• [Task goal]: Search the records for the word "data". Copy every line where it appears.

____________________

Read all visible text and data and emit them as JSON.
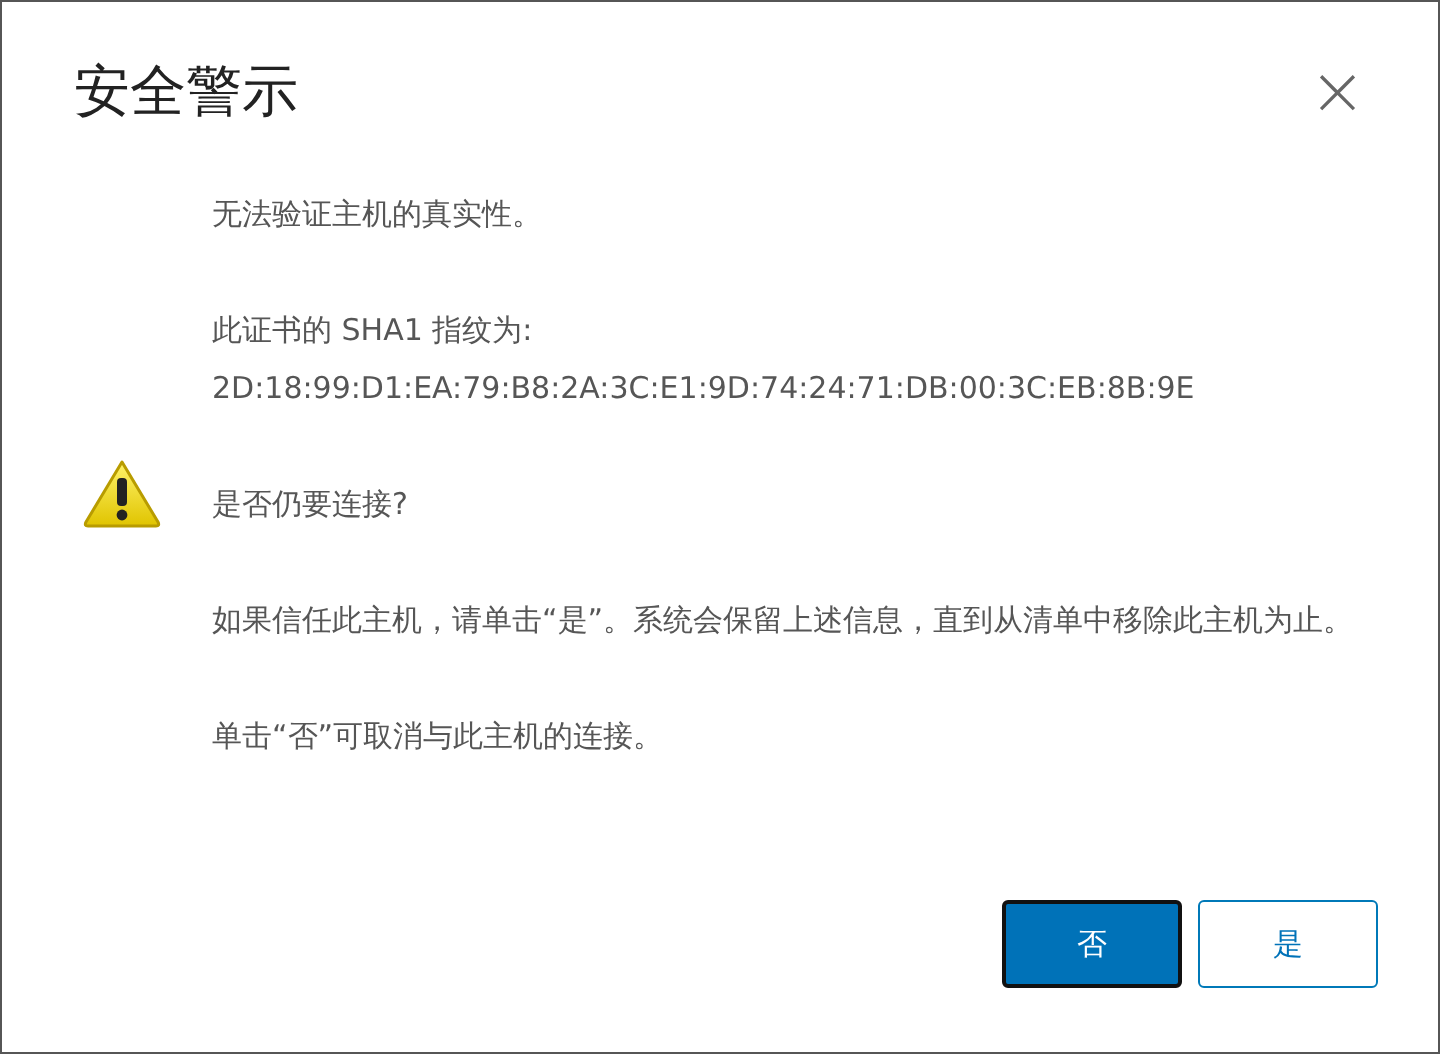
{
  "dialog": {
    "title": "安全警示",
    "close": "×"
  },
  "messages": [
    {
      "kind": "text",
      "lines": [
        "无法验证主机的真实性。"
      ]
    },
    {
      "kind": "text",
      "lines": [
        "此证书的 SHA1 指纹为:",
        "2D:18:99:D1:EA:79:B8:2A:3C:E1:9D:74:24:71:DB:00:3C:EB:8B:9E"
      ]
    },
    {
      "kind": "warning",
      "lines": [
        "是否仍要连接?"
      ]
    },
    {
      "kind": "text",
      "lines": [
        "如果信任此主机，请单击“是”。系统会保留上述信息，直到从清单中移除此主机为止。"
      ]
    },
    {
      "kind": "text",
      "lines": [
        "单击“否”可取消与此主机的连接。"
      ]
    }
  ],
  "buttons": [
    {
      "label": "否",
      "kind": "primary",
      "focused": true
    },
    {
      "label": "是",
      "kind": "secondary",
      "focused": false
    }
  ]
}
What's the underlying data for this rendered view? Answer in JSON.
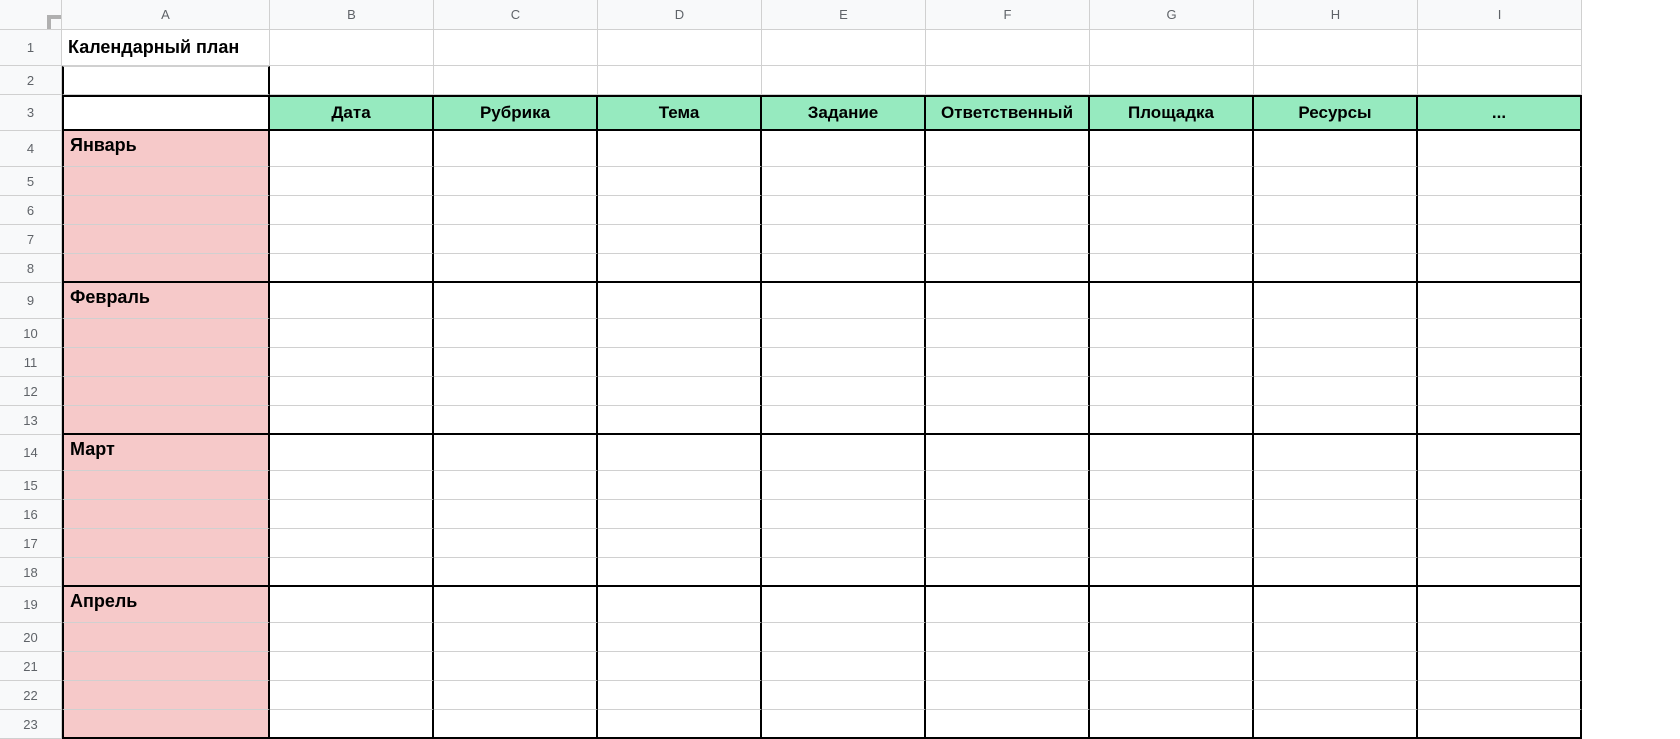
{
  "columns": [
    "A",
    "B",
    "C",
    "D",
    "E",
    "F",
    "G",
    "H",
    "I"
  ],
  "rows": [
    1,
    2,
    3,
    4,
    5,
    6,
    7,
    8,
    9,
    10,
    11,
    12,
    13,
    14,
    15,
    16,
    17,
    18,
    19,
    20,
    21,
    22,
    23
  ],
  "title": "Календарный план",
  "headers": {
    "b": "Дата",
    "c": "Рубрика",
    "d": "Тема",
    "e": "Задание",
    "f": "Ответственный",
    "g": "Площадка",
    "h": "Ресурсы",
    "i": "..."
  },
  "months": {
    "jan": "Январь",
    "feb": "Февраль",
    "mar": "Март",
    "apr": "Апрель"
  }
}
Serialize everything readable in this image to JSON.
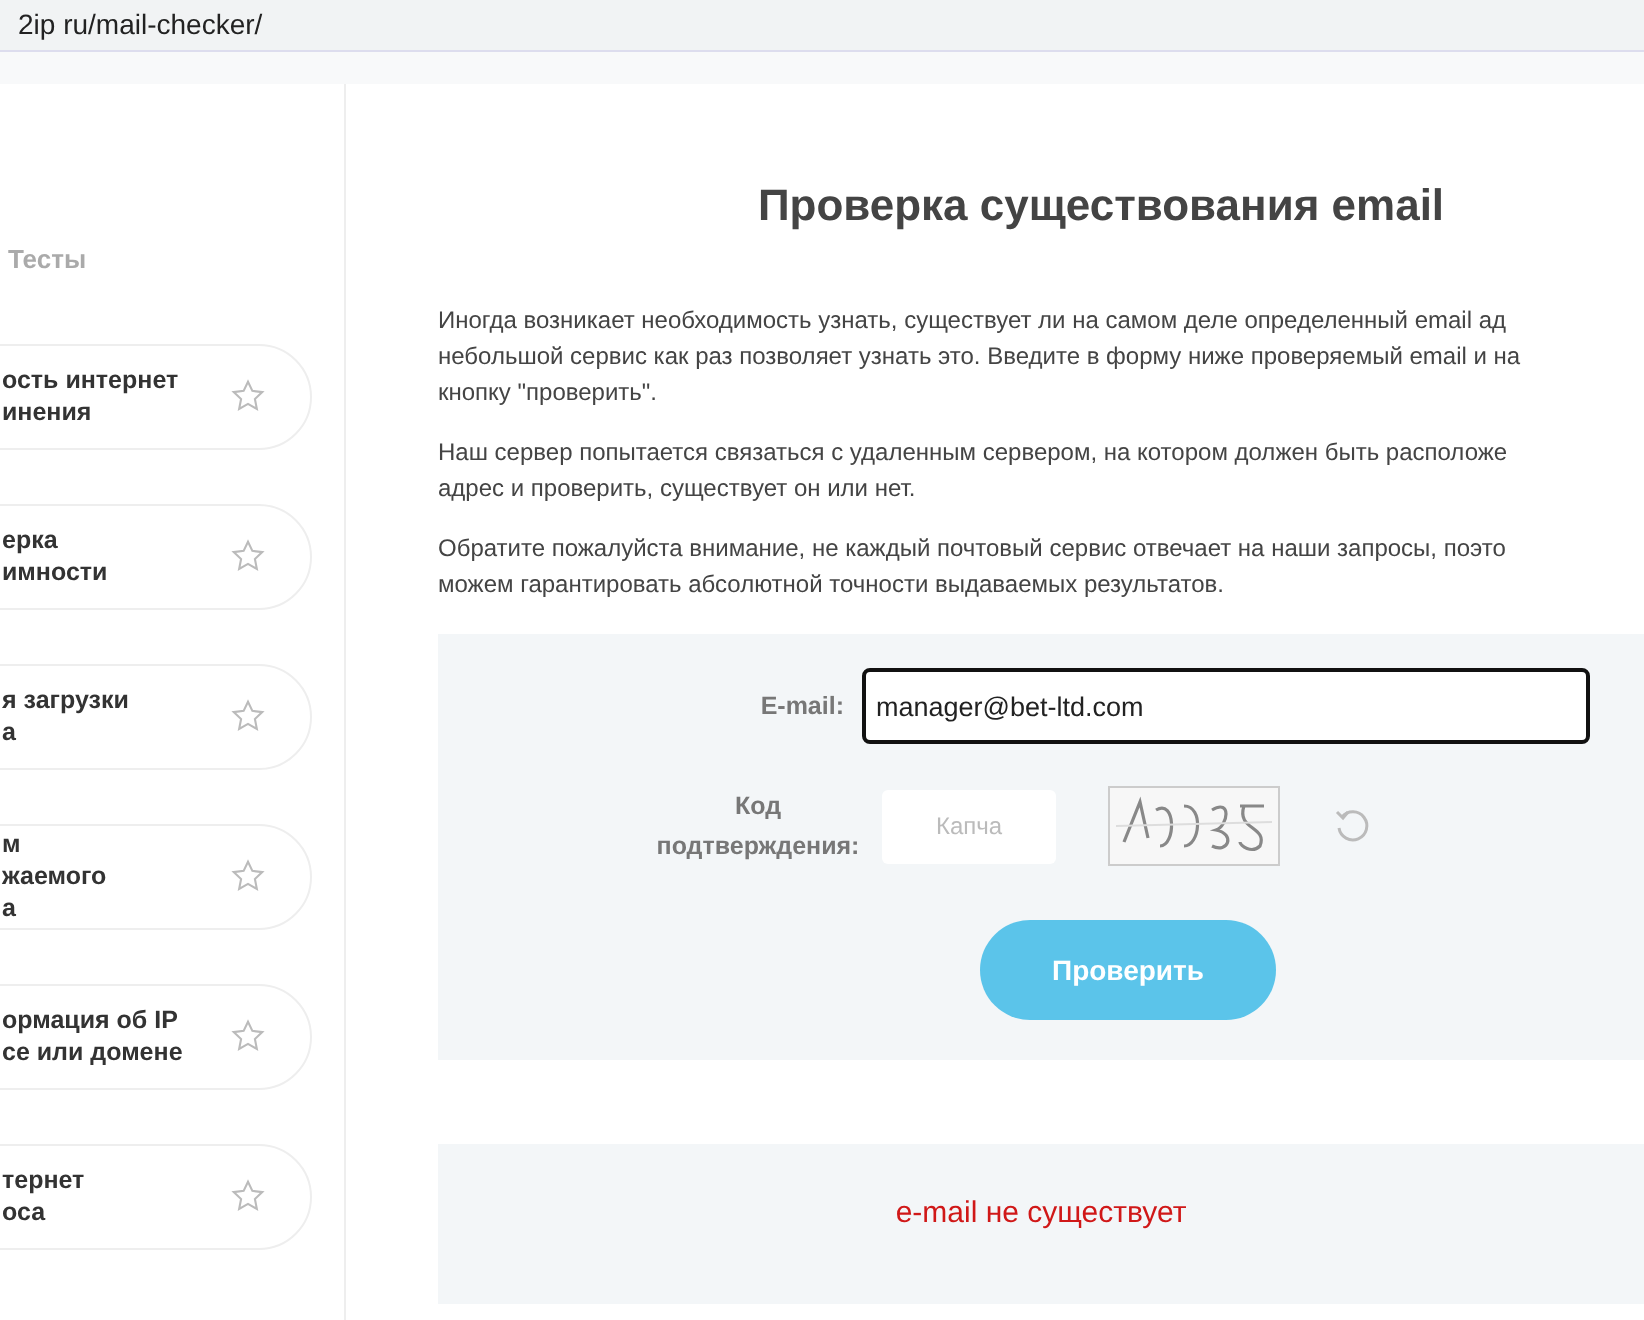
{
  "address_bar": {
    "url": "2ip ru/mail-checker/"
  },
  "sidebar": {
    "heading": "Тесты",
    "items": [
      {
        "lines": [
          "ость интернет",
          "инения"
        ],
        "favorite": false
      },
      {
        "lines": [
          "ерка",
          "имности"
        ],
        "favorite": false
      },
      {
        "lines": [
          "я загрузки",
          "а"
        ],
        "favorite": false
      },
      {
        "lines": [
          "м",
          "жаемого",
          "а"
        ],
        "favorite": false
      },
      {
        "lines": [
          "ормация об IP",
          "се или домене"
        ],
        "favorite": false
      },
      {
        "lines": [
          "тернет",
          "оса"
        ],
        "favorite": false
      }
    ]
  },
  "main": {
    "title": "Проверка существования email",
    "paragraphs": [
      [
        "Иногда возникает необходимость узнать, существует ли на самом деле определенный email ад",
        "небольшой сервис как раз позволяет узнать это. Введите в форму ниже проверяемый email и на",
        "кнопку \"проверить\"."
      ],
      [
        "Наш сервер попытается связаться с удаленным сервером, на котором должен быть расположе",
        "адрес и проверить, существует он или нет."
      ],
      [
        "Обратите пожалуйста внимание, не каждый почтовый сервис отвечает на наши запросы, поэто",
        "можем гарантировать абсолютной точности выдаваемых результатов."
      ]
    ],
    "form": {
      "email_label": "E-mail:",
      "email_value": "manager@bet-ltd.com",
      "captcha_label": "Код подтверждения:",
      "captcha_placeholder": "Капча",
      "submit": "Проверить"
    },
    "result": {
      "text": "e-mail не существует",
      "kind": "error"
    }
  }
}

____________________

• [Result for this task]:
Read all visible text and data and emit them as JSON.
What's the underlying data for this rendered view? Answer in JSON.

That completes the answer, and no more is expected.